 Stephen Frey fans will welcome Scofield’s debut, a financial thriller that accessibly conveys the intricacies of a world in which a company can make millions on other companies whose stocks decline in value. New Yorker Evan Stoess, scarred by his time at a prep school where his less-than-fashionable attire earned him the denigrating nickname of Kmart, is obsessed with making as much money as he possibly can—and with rubbing his success in the faces of his teenage foes. He’s prepared to do anything to achieve his goal. When fate scuttles a lucrative deal and hands him a setback, the resourceful and unscrupulous Evan is soon scheming again. Celebrity cameos—Jim Cramer and Jennifer Lawrence appear—don’t add much, and the ending pulls a few punches, but readers will look forward to seeing more from Scofield, who has worked as a securities attorney and is currently a corporate lawyer. Agent: Krista Goering, Krista Goering Literary Agency. (Mar.)


80% of 2013′s best-selling books were novels!

Posted by on Jan 18, 2014 in Blog Posts | 0 comments

Of the best sellers tracked by USA TODAY each week, 80% were fiction. That’s the highest since the list was begun in 1993, breaking 2011′s record of 78%. The top non-fiction book of 2013 at No. 9 was Killing Jesus by Bill O’Reilly and Martin Dugard.

The Top 10 Books of 2013:

1.  Inferno by Dan Brown

2.  Divergent by Veronica Roth

3.  Diary of a Wimpy Kid: Hard Luck by Jeff Kinney

4.  Safe Haven by Nicholas Sparks

5.  The Fault in Our Stars by John Green

6.  Sycamore Row by John Grisham

7.  Gone Girl by Gillian Flynn

8.  Alligiant by Veronica Roth

9.  Killing Jesus by Bill O’Reilly

10.  The Great Gatsby by F. Scott Fitzgerald




Release Date: St. Martin’s Press – March 25, 2014

Posted by on Dec 22, 2013 in Blog Posts, Events & Appearances, News & Press | 0 comments

Release Date: St. Martin’s Press – March 25, 2014

In Eat What You Kill by Ted Scofield, Evan Stoess is a struggling young Wall Street analyst obsessed with fortune and fame.
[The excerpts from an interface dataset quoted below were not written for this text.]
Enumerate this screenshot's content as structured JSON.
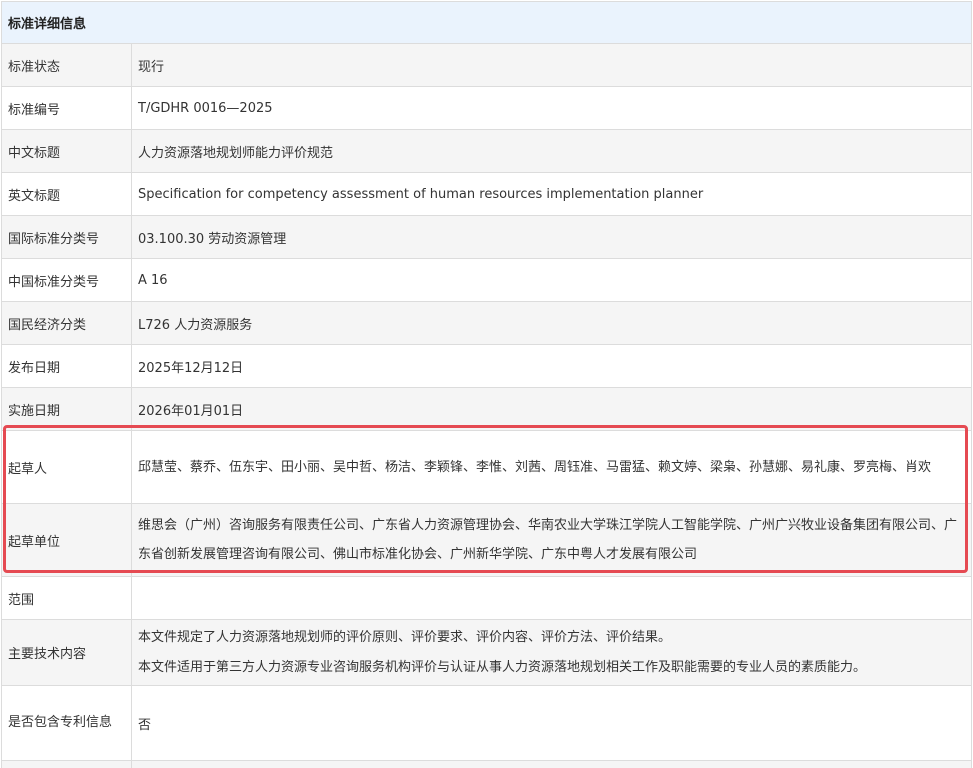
{
  "table": {
    "header": "标准详细信息",
    "rows": [
      {
        "label": "标准状态",
        "value": "现行"
      },
      {
        "label": "标准编号",
        "value": "T/GDHR 0016—2025"
      },
      {
        "label": "中文标题",
        "value": "人力资源落地规划师能力评价规范"
      },
      {
        "label": "英文标题",
        "value": "Specification for competency assessment of human resources implementation planner"
      },
      {
        "label": "国际标准分类号",
        "value": "03.100.30 劳动资源管理"
      },
      {
        "label": "中国标准分类号",
        "value": "A 16"
      },
      {
        "label": "国民经济分类",
        "value": "L726 人力资源服务"
      },
      {
        "label": "发布日期",
        "value": "2025年12月12日"
      },
      {
        "label": "实施日期",
        "value": "2026年01月01日"
      },
      {
        "label": "起草人",
        "value": "邱慧莹、蔡乔、伍东宇、田小丽、吴中哲、杨洁、李颖锋、李惟、刘茜、周钰准、马雷猛、赖文婷、梁枭、孙慧娜、易礼康、罗亮梅、肖欢"
      },
      {
        "label": "起草单位",
        "value": "维思会（广州）咨询服务有限责任公司、广东省人力资源管理协会、华南农业大学珠江学院人工智能学院、广州广兴牧业设备集团有限公司、广东省创新发展管理咨询有限公司、佛山市标准化协会、广州新华学院、广东中粤人才发展有限公司"
      },
      {
        "label": "范围",
        "value": ""
      },
      {
        "label": "主要技术内容",
        "value_lines": [
          "本文件规定了人力资源落地规划师的评价原则、评价要求、评价内容、评价方法、评价结果。",
          "本文件适用于第三方人力资源专业咨询服务机构评价与认证从事人力资源落地规划相关工作及职能需要的专业人员的素质能力。"
        ]
      },
      {
        "label": "是否包含专利信息",
        "value": "否"
      }
    ]
  },
  "colors": {
    "header_bg": "#eaf3fd",
    "alt_row_bg": "#f5f5f5",
    "border": "#dcdcdc",
    "highlight": "#e54a52"
  }
}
A trailer park kid who attended an exclusive prep school through a lucky twist of fate, Evan’s unusual past leaves him an alien in both worlds, an outsider who desperately wants to belong. When a small stock he discovers becomes an overnight sensation, he is poised to make millions and land the girl of his dreams, but disaster strikes and he loses everything.

Two years later a mysterious firm offers Evan a chance for redemption, and he jumps at the opportunity. His new job is to short stocks—to bet against the market. But when the stock goes up and he finds himself on the brink of ruin once again, another option presents itself: murder. At a moral crossroads, Evan must ask himself—how far will a man go for money and vengeance?